About this exercise - Would you write out all of the data exactly as it appears below?

Entries supplied -

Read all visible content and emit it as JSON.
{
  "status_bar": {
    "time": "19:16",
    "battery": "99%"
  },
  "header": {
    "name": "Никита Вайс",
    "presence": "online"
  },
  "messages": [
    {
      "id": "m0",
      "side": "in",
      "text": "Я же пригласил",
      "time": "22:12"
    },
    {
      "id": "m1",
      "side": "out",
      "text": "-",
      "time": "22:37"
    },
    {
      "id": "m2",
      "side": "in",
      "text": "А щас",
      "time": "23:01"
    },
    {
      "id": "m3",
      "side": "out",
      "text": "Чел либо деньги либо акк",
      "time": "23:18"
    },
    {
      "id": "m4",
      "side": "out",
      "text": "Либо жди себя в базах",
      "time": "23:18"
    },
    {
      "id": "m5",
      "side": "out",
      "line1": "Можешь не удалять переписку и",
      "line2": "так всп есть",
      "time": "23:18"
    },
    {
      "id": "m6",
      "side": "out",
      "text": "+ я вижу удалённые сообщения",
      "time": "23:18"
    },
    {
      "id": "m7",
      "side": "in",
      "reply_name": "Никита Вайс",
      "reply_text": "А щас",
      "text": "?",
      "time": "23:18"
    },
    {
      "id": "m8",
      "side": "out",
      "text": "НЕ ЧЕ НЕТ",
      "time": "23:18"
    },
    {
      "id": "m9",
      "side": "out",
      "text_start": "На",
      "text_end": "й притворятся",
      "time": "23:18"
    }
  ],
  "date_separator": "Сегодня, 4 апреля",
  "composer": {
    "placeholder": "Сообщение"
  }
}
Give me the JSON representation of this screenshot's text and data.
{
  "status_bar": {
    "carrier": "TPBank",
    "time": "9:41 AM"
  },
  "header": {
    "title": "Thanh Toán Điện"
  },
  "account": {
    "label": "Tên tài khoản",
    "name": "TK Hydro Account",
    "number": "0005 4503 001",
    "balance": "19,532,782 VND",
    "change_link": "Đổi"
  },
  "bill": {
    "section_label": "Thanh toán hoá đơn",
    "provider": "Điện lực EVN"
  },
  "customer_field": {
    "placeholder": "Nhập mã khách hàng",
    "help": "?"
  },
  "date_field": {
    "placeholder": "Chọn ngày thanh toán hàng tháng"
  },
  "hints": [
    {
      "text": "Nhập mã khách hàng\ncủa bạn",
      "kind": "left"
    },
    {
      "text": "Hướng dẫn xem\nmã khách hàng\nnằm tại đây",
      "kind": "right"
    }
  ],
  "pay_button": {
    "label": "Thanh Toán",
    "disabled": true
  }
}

Answer section -
Read all visible content and emit it as JSON.
{
  "status_bar": {
    "time": "19:16",
    "battery": "99%"
  },
  "header": {
    "name": "Никита Вайс",
    "presence": "online"
  },
  "messages": [
    {
      "id": "m0",
      "side": "in",
      "text": "Я же пригласил",
      "time": "22:12"
    },
    {
      "id": "m1",
      "side": "out",
      "text": "-",
      "time": "22:37"
    },
    {
      "id": "m2",
      "side": "in",
      "text": "А щас",
      "time": "23:01"
    },
    {
      "id": "m3",
      "side": "out",
      "text": "Чел либо деньги либо акк",
      "time": "23:18"
    },
    {
      "id": "m4",
      "side": "out",
      "text": "Либо жди себя в базах",
      "time": "23:18"
    },
    {
      "id": "m5",
      "side": "out",
      "line1": "Можешь не удалять переписку и",
      "line2": "так всп есть",
      "time": "23:18"
    },
    {
      "id": "m6",
      "side": "out",
      "text": "+ я вижу удалённые сообщения",
      "time": "23:18"
    },
    {
      "id": "m7",
      "side": "in",
      "reply_name": "Никита Вайс",
      "reply_text": "А щас",
      "text": "?",
      "time": "23:18"
    },
    {
      "id": "m8",
      "side": "out",
      "text": "НЕ ЧЕ НЕТ",
      "time": "23:18"
    },
    {
      "id": "m9",
      "side": "out",
      "text_start": "На",
      "text_end": "й притворятся",
      "time": "23:18"
    }
  ],
  "date_separator": "Сегодня, 4 апреля",
  "composer": {
    "placeholder": "Сообщение"
  }
}
Give me the JSON representation of this screenshot's text and data.
{
  "status_bar": {
    "carrier": "TPBank",
    "time": "9:41 AM"
  },
  "header": {
    "title": "Thanh Toán Điện"
  },
  "account": {
    "label": "Tên tài khoản",
    "name": "TK Hydro Account",
    "number": "0005 4503 001",
    "balance": "19,532,782 VND",
    "change_link": "Đổi"
  },
  "bill": {
    "section_label": "Thanh toán hoá đơn",
    "provider": "Điện lực EVN"
  },
  "customer_field": {
    "placeholder": "Nhập mã khách hàng",
    "help": "?"
  },
  "date_field": {
    "placeholder": "Chọn ngày thanh toán hàng tháng"
  },
  "hints": [
    {
      "text": "Nhập mã khách hàng\ncủa bạn",
      "kind": "left"
    },
    {
      "text": "Hướng dẫn xem\nmã khách hàng\nnằm tại đây",
      "kind": "right"
    }
  ],
  "pay_button": {
    "label": "Thanh Toán",
    "disabled": true
  }
}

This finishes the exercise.